We saw the first derelict house, then another. A graveyard was littered with broken trees. Whole villages along the shore were obliterated. Young men in masks carried spades; soldiers and police carried boxes of food and water; girls distributed tea and biscuits. Cargill’s supermarket was boarded up on our first visit and gone completely on our second. The sign outside the Jade Green Restaurant dangled and clanged above holes in the walls. A large dead bat hung from telephone wires near a mosque.

Many houses had been illegally built, so records did not exist to account for the missing. Walls of empty houses were tattooed with telephone numbers and photos of the missing were stuck to trees and telegraph poles.

A canal was clogged with orphaned furniture. A child’s dress swayed from the ceiling in the shell of a house. Saris hung like strange fruit high in the trees. Small slippers sat in the middle of the back lanes. Crushed three-wheelers littered the verges.

There was mud everywhere and it seemed as if the earth had halitosis.

There were odd reversals – a bus nose-down in the sea; boats marooned in the main street and stacked against a mosque. A mangled telecoms tower jutted from the sea.

Scrawny dogs patrolled the wreckage. There were scare stories in the press about thousands of desperate dogs roaming the night, biting people and eating human corpses. The government veterinary service courageously resisted panic calls for mass slaughter of stray dogs and carried out a programme of mass anti-rabies vaccination and sterilisation.

Major Gamage, of the Sri Lanka Army, made introductions for us at a temple next to the Grama Niladhari at Samodarama. All the soldiers we met were compassionate and the Major helped us to target our help for the next visit.

Three Months Later

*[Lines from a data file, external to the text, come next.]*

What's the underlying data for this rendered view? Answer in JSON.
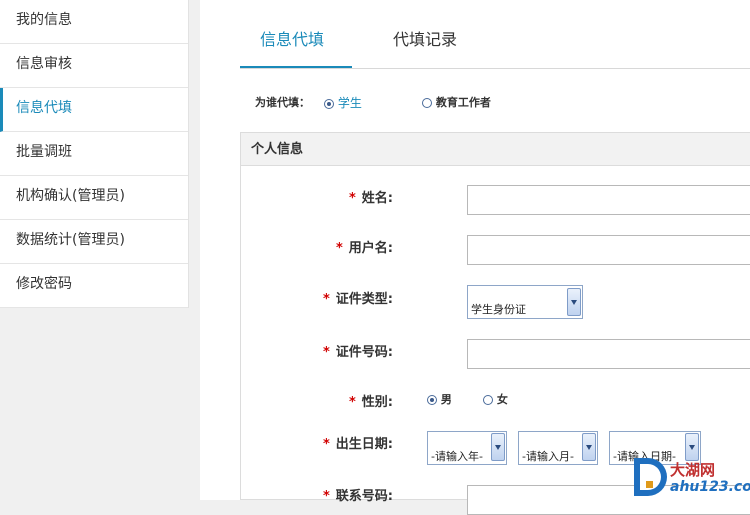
{
  "sidebar": {
    "items": [
      {
        "label": "我的信息"
      },
      {
        "label": "信息审核"
      },
      {
        "label": "信息代填"
      },
      {
        "label": "批量调班"
      },
      {
        "label": "机构确认(管理员)"
      },
      {
        "label": "数据统计(管理员)"
      },
      {
        "label": "修改密码"
      }
    ],
    "active_index": 2
  },
  "tabs": [
    {
      "label": "信息代填"
    },
    {
      "label": "代填记录"
    }
  ],
  "who_fill": {
    "label": "为谁代填：",
    "options": [
      {
        "label": "学生",
        "checked": true
      },
      {
        "label": "教育工作者",
        "checked": false
      }
    ]
  },
  "section": {
    "title": "个人信息",
    "fields": {
      "name": "姓名:",
      "username": "用户名:",
      "id_type": "证件类型:",
      "id_number": "证件号码:",
      "gender": "性别:",
      "birth": "出生日期:",
      "phone": "联系号码:"
    },
    "id_type_value": "学生身份证",
    "gender_options": [
      {
        "label": "男",
        "checked": true
      },
      {
        "label": "女",
        "checked": false
      }
    ],
    "birth_selects": {
      "year": "-请输入年-",
      "month": "-请输入月-",
      "day": "-请输入日期-"
    }
  },
  "watermark": {
    "brand": "大湖网",
    "url": "ahu123.com",
    "letter": "D"
  },
  "colors": {
    "accent": "#1a8ab9",
    "required": "#d10000"
  }
}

On our next visit, there weren’t as many people at the temple. This did not mean that problems were solved. There was a meeting going on elsewhere. The people who were there insisted that we should hand out the supplies ourselves. Those receiving feel better if they "receive from the hand", that they have a direct relationship with the giver. The giver can look into the eyes of the receiver.

We distributed rice, lentils, sugar, coconuts, books and pens from the car. The first arrivals were calm and slow; gradually new arrivals became more hurried, breathless, their lateness a sign of having travelled a greater distance than the first-comers. Soon our supplies were gone. The late-comers did have a certain look of panic on their faces. They did show disappointment, but with resignation rather than anger.

We were at a Buddhist temple but it was an ecumenical event. Many were Muslims. Some were Christians. Some were Hindus. People seemed to be united in adversity. Nature had not discriminated.

One man at the temple said his wife, a teacher, had gone to market with their child. They did not return. A woman could not control her tears as she told about losing her husband in the flood. One woman claimed to have lost 30 of her family. All behaved with dignity but said they had lost their dignity. "We were not rich but we were comfortable. We had a good life. Now we have nothing. We are just like beggars."

The miasmic odor had gone. Some tents belonged to house-owners camping outside their own houses. A neat sign in magic-marker, in an empty plot at the junction, said "Ayub Khan 348 Tissa Road, Hambantota" to stake a claim against squatters. A gathering of orange-robed priests sat under a battered sign: "Baby’s Dream Pre-school". Some broken houses were festooned with washing and had goats and chickens in the yard.

Hambantota today

When we travelled to Galle via Hambantota, four years after the tsunami, there was a wide new bypass allowing travelers to avoid the town centre. Along the sides of the highway are neat little housing developments reminiscent of suburban homes in the west. However, on the outskirts of Galle there were still many ruined buildings, like post-blitz London in the 1950s.